Tea for Teeth
Regular tea consumption helps maintain a healthy smile for longer.
Particularly, the consumption of black tea is said to fight off the apparition of gum disease and dental decay. People who consume a minimum of three cups of good quality black tea per day, will actually annihilate two types of dangerous bacteria that reside within the mouth and that are responsible for the development of gum disease and dental cavities. These two bacteria are the Lactobacillus and the Streptococcus mutans.
Study leader Dr. Carrie Ruxton said that -- in order to combat these bacteria -- one would need to consume regularly about three to fourcups of high quality black tea daily. Scientists state that the bacteria-annihilating effect of black tea is still powerful even if the tea consumed contains sugar.
Oral health will benefit from green tea as well. Researchers have proved that regular consumption of green tea helps preventing bad breath by neutralizing all the damaging sulphur compounds which bring about the foul breath, plus green tea also protects against the development of cavities and the apparition of gum disease.
The scientific review on the benefits of tea upon general oral health has been published in the British Nutrition Foundation’s Nutrition Bulletin. Dr. Ruxton argues that drinking regularly tea indeed helps protecting against tooth loss which is caused by gum disease (infection of the gums caused by harmful bacteria buildup).
When the harmful bacteria are thriving within the mouth, they react to carbohydrates that one consumes and thus dangerous acid is produced which eats away at the dental enamel. Once the enamel is destroyed, the bacteria will just keep “digging” within the dental pulp and the tissues creating havoc and sooner or later gum disease will develop.

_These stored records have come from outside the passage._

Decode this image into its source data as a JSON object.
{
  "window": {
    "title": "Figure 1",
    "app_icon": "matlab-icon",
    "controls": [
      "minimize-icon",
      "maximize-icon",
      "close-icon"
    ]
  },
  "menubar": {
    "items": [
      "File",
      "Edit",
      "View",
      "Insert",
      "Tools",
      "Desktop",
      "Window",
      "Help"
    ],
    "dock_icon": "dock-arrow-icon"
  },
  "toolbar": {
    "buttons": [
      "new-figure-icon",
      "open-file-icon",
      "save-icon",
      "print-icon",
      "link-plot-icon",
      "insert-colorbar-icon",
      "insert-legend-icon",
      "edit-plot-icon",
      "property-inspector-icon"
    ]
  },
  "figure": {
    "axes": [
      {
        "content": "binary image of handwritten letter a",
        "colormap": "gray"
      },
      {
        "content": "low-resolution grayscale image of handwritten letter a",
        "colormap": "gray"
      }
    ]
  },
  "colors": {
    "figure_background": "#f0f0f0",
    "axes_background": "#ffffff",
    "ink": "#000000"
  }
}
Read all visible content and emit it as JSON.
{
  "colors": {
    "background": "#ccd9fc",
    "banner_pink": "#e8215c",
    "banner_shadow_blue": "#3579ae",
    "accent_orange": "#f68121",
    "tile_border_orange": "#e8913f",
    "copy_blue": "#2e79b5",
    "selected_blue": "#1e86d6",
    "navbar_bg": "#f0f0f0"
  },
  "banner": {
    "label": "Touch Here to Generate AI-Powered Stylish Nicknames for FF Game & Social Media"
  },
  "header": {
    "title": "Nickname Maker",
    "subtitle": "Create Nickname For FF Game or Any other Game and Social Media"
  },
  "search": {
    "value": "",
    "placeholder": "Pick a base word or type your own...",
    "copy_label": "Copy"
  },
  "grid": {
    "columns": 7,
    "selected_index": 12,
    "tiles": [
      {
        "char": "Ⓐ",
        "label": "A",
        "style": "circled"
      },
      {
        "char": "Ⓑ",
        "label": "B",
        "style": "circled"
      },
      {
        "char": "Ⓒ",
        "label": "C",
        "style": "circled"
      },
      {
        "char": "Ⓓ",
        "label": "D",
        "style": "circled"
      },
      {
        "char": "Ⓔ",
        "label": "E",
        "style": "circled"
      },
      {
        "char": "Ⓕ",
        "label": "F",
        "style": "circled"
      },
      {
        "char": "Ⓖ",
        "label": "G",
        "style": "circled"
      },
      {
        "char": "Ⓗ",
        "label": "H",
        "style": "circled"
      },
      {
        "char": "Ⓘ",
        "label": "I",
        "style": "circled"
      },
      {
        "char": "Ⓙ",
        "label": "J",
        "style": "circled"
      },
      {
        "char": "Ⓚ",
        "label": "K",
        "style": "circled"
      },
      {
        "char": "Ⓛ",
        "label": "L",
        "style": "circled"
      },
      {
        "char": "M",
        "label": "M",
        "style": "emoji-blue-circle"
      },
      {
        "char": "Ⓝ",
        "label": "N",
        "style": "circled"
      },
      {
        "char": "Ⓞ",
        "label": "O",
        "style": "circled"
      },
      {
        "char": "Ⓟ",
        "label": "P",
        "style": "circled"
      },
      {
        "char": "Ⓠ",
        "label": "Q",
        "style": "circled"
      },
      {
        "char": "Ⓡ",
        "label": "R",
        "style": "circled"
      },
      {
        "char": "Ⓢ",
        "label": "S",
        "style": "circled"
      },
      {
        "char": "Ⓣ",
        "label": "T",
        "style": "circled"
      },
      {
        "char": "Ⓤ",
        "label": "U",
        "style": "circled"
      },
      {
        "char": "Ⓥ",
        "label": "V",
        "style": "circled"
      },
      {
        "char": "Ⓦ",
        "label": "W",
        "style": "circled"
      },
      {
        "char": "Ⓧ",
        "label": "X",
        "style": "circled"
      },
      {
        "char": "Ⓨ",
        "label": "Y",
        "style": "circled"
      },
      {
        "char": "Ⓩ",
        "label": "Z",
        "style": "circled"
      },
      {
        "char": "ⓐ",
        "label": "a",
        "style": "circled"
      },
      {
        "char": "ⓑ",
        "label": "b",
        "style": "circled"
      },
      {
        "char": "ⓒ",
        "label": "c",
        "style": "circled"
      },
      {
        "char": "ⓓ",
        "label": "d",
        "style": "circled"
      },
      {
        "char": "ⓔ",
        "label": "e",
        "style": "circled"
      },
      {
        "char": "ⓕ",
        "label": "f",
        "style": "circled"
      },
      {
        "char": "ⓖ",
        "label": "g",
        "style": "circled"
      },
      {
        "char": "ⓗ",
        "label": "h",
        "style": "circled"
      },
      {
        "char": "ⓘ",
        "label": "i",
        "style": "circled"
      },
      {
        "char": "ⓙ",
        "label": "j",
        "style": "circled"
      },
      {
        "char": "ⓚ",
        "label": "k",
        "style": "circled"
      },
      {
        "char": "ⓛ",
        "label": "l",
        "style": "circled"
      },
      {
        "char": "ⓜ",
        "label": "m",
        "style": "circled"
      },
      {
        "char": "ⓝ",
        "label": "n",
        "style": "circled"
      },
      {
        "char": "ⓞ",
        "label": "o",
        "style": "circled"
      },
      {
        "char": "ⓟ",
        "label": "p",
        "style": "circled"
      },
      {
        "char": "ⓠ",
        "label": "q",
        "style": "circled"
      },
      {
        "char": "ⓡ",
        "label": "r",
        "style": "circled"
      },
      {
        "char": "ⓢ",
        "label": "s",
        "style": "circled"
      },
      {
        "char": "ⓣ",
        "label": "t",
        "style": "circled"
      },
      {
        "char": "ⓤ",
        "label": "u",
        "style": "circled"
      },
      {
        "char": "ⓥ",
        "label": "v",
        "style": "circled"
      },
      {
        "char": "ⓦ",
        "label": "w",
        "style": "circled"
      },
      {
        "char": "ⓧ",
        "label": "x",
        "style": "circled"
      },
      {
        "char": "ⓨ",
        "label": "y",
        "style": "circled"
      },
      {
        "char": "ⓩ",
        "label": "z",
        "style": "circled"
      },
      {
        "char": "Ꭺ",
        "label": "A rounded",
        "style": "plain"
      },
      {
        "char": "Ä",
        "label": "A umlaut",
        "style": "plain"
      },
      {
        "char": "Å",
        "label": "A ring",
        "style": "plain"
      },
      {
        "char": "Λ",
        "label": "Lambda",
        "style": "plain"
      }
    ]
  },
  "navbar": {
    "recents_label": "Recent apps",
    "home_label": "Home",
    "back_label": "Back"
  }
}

Both black tea and green tea help reducing inflammation within the mouth, and thanks to precious compounds, the bacteria will not be allowed to adhere to teeth and tissues and grow further. The teas also contain very important antioxidants known as catechins and flavonoids which have a very strong antimicrobial effect. When inflammation is reduced, the danger of developing dental cavities or gingivitis is also greatly reduced.